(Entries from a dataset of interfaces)
=== Begin Enclosure ===

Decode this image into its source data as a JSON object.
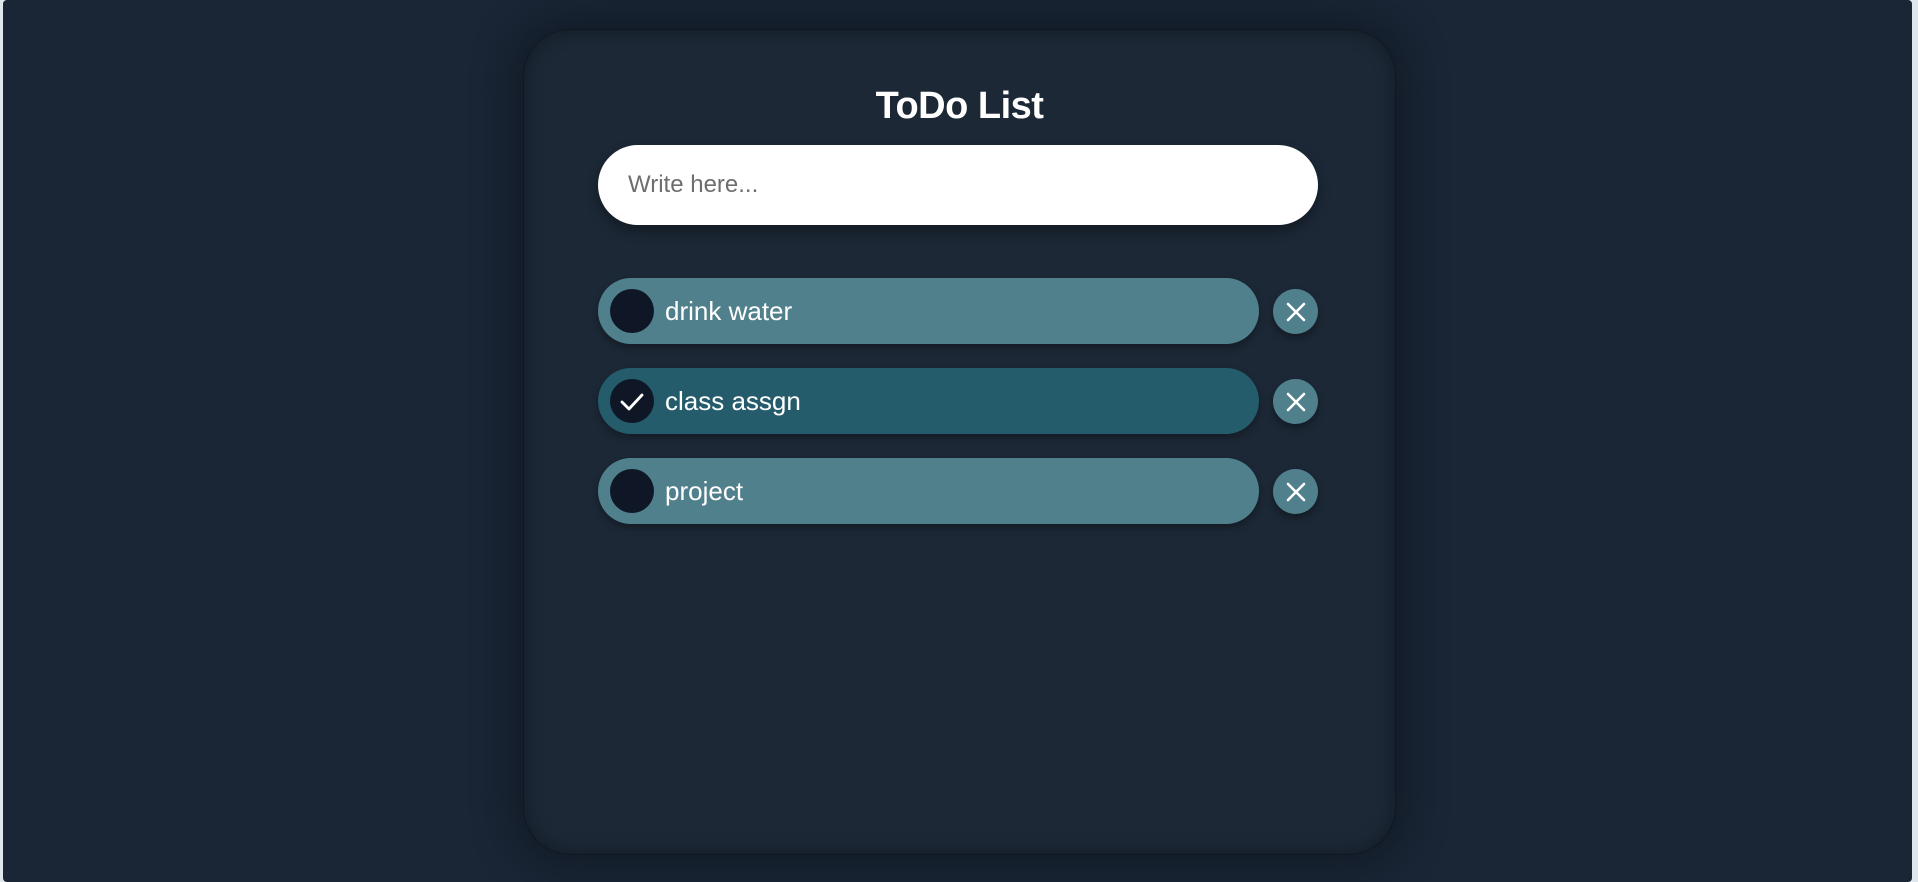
{
  "title": "ToDo List",
  "input": {
    "value": "",
    "placeholder": "Write here..."
  },
  "todos": [
    {
      "text": "drink water",
      "checked": false,
      "icon": "empty-circle"
    },
    {
      "text": "class assgn",
      "checked": true,
      "icon": "checkmark-icon"
    },
    {
      "text": "project",
      "checked": false,
      "icon": "empty-circle"
    }
  ],
  "delete_icon": "close-icon",
  "colors": {
    "page_background": "#1a2535",
    "card_background": "#1c2836",
    "item_unchecked": "#51808d",
    "item_checked": "#245c6b",
    "checkbox": "#0f1727",
    "delete_button": "#51808d",
    "text": "#ffffff"
  }
}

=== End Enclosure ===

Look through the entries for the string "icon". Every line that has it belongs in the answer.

- Solution
      "icon": "empty-circle"
      "icon": "checkmark-icon"
      "icon": "empty-circle"
  "delete_icon": "close-icon",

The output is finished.